The people of Mali use many types of justice mechanisms, both connected to and further disassociated from the state, to resolve their conﬂicts. This has led to the creation of a diverse justice ecology that includes both what are often described as ‘formal’ actors—such as state appointed lawyers and judges — and ‘customary’ actors — such as qadis, imans, village chiefs, family heads and elders. This report reveals heretofore undocumented information about the customary justice systems in northern Mali, which we gathered from 108 interviews across the regions of Gao, Mopti and Tombouctou.
For full access to Under the microscope: Customary justice systems in northern Mali, kindly follow the link.
If diplomatic pressure and the terrorist threat force Libya’s political factions to support the UN-backed Government of National Accord, Libya could provide a test bed for security sector reform (SSR) in a post-Arab Spring security environment that includes transnational terrorism and trafficking in drugs, weapons and migrants by international organized crime. This paper provides an overview of the Libyan conflict and current efforts to establish a transitional government. It maps the components of Libya’s security sector: military and police forces, justice institutions, and oversight institutions. It describes the elements of the proposed Government of National Accord and catalogues the tasks that must be performed to achieve SSR in Libya.
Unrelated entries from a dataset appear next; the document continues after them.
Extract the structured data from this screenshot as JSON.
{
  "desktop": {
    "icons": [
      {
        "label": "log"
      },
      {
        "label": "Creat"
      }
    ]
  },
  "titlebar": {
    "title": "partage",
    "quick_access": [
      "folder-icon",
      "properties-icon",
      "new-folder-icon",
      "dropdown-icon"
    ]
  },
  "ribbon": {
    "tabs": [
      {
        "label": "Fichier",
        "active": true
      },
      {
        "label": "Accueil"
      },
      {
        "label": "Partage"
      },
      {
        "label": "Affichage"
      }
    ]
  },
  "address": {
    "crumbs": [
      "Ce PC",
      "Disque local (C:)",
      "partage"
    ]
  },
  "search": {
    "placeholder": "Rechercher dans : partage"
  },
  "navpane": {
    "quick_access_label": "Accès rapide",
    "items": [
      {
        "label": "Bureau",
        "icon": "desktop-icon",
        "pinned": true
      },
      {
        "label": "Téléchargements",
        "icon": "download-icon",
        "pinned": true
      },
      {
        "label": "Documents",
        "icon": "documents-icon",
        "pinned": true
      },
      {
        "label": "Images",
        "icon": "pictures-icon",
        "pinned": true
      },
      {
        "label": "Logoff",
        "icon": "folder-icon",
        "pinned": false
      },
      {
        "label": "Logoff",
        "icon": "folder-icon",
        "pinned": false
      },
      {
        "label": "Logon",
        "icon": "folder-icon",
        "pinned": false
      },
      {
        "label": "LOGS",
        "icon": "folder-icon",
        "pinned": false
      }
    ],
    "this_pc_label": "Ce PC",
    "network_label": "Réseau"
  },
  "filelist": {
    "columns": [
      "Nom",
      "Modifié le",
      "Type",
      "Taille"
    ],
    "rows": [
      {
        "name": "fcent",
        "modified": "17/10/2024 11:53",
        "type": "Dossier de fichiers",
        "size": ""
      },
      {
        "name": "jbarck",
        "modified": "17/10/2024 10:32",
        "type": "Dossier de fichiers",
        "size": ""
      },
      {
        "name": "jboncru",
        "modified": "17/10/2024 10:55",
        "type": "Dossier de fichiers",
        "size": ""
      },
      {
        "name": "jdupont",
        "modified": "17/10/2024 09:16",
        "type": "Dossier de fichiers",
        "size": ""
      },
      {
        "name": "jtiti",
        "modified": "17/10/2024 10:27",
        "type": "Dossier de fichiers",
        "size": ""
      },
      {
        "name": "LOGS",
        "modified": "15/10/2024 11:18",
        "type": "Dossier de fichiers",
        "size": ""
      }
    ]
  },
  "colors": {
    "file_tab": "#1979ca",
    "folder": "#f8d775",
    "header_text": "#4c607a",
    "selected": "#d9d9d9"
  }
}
For full access to Libya: A Post-Arab Spring Test for Security Sector Reform, kindly follow the link.
On November 24, 2016, the government of Colombia and the biggest guerrilla group in the country, the Fuerzas Armadas Revolucionarias de Colombia–Ejército del Pueblo (FARC-EP), signed a final peace agreement. This accord put an end to the longest armed conflict in the Western Hemisphere and to long and convoluted peace talks. What elements of the process contributed to its success? While it may be too early to properly speak of “lessons learned,” IPI’s latest paper highlights the key elements that seemed to have worked and those that made progress difficult.
For full access to Made in Havana: How Colombia and the FARC Decided to End the War, kindly follow the link.
A Deep Influence: United States-Colombia Bilateral Relations and Security Sector Reform (SSR), 1994-2002
The internal conflict in Colombia has propelled the development of security sector reform (SSR) programs; however, these programs have been usually linked to the influence of relations between the United States and Colombia in military and foreign policy terms. The main objective of this essay is to understand said interplay from the mid-1990’s to the early 2000’s, which marked the biggest transformations to the Colombian defense sector in human rights, doctrine, equipment, and human capital. The analysis shows that such influence allowed for the consolidation of an offensive strategy which helped the Colombian government turn the balance of the internal conflict in its favor.
For full access to A Deep Influence: United States-Colombia Bilateral Relations and Security Sector Reform (SSR), 1994-2002, kindly follow the link.
This report explores the historic experience of indigenous women in Colombia – a group usually absent from political decision-making processes – and how formal and customary institutions impact their inclusion in Colombia’s political settlement. It charts the emergence of different pathways for change for indigenous women, including the evolution of women’s engagement in the Colombian peace process as well as the inclusion of gender and ethnic minority issues in negotiations. The report looks at how the peace process is an opportunity for indigenous women to play a key role in peacebuilding and the reconfiguration of the political settlement in Colombia.
For full access to Indigenous Women and Colombia’s Peace Process, kindly follow the link.